MA, PhD, FRSA

Now a non-stipendiary lecturer in Management at St Edmund Hall, Ian has taught management undergraduates and visiting students at college level for nearly 20 years. His professional background includes management with Unilever where he was a Marketing Manager in Brussels, MBA director and Business School Dean. He founded the part-time executive MBA at what is now Cass Business School, which at that time challenged the EMBA at London Business School. He directed the UK part of the international business school which is now ESCP.

Ian's first degree was in Economics and Statistics at St Andrews; and his doctorate is in International Management, Strategy and Marketing from London Business School, where he is also a Sloan Fellow.

He has been an active member of several research units, the John Majedski Centre for Reputation and Relationship at Henley Business School, the Regulation Initiative at London Business School, and principally the Centre for Business Research at Cambridge University. He has published refereed working papers and journal articles in Business Ethics, Corporate Governance and areas related to social engagement in developing countries.

Ian became a Professor at the European School of Management, where he still holds the title of Visiting Professor and has also been a Visiting Professor at Exeter University. He is an FRSA. In addition, he has delivered Executive Education at several world-class business schools.

Ian has been consulted for businesses, universities and governmental organisations. This activity has included a UN assignment in Mongolia advising on the development of its business schools. For more than 30 years, he has been active in governance roles in several charities, churches, and schools, often in a senior role. As a result, Governance is an area where Ian has in depth empirical and intellectual understanding.
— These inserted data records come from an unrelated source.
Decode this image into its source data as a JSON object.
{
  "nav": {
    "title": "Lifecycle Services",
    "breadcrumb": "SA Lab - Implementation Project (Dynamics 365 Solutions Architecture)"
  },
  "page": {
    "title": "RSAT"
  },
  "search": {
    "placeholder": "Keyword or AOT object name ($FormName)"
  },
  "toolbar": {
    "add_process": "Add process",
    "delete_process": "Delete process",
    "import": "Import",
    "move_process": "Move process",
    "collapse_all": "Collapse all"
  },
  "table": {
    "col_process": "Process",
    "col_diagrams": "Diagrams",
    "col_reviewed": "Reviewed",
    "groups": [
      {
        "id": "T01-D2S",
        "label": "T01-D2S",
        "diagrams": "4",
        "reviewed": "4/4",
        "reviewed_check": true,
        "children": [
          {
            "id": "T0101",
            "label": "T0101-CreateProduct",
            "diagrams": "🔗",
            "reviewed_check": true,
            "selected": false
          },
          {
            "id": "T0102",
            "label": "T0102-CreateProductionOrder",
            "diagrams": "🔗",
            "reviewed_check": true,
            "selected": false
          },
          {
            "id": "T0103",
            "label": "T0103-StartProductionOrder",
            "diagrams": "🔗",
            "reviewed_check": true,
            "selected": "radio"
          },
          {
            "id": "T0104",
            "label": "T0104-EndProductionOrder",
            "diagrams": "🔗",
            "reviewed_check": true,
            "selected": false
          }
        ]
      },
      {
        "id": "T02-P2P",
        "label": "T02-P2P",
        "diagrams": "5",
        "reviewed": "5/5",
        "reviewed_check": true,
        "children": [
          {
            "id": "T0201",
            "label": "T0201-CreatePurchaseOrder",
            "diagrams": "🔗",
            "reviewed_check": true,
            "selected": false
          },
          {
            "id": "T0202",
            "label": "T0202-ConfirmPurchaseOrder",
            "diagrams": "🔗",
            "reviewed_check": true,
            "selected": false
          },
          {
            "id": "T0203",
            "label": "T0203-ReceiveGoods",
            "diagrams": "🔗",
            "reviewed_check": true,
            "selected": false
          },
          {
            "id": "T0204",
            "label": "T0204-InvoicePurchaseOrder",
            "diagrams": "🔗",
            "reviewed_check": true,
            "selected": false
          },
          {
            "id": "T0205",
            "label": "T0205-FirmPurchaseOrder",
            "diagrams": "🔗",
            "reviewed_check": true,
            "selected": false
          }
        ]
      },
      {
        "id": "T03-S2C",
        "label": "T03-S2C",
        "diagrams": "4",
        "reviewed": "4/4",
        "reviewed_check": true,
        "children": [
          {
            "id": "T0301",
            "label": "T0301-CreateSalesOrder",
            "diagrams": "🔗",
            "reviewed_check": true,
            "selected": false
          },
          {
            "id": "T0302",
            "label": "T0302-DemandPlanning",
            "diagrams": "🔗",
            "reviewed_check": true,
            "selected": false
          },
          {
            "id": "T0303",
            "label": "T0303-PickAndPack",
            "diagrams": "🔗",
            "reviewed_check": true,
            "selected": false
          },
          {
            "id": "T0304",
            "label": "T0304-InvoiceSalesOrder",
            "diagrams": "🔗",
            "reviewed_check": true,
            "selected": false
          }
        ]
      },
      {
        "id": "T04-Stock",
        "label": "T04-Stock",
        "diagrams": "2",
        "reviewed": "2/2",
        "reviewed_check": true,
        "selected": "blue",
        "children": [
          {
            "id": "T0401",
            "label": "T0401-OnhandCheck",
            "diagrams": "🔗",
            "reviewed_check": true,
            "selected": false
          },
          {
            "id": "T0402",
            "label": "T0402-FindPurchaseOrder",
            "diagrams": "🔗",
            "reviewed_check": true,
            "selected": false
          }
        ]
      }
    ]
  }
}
His most recent publication is ‘How UK banks are changing their corporate culture and practice following the financial crisis of 2007-08’. As with most of his publications, this is a collaborative venture with Professor Michael Pollitt of Cambridge University.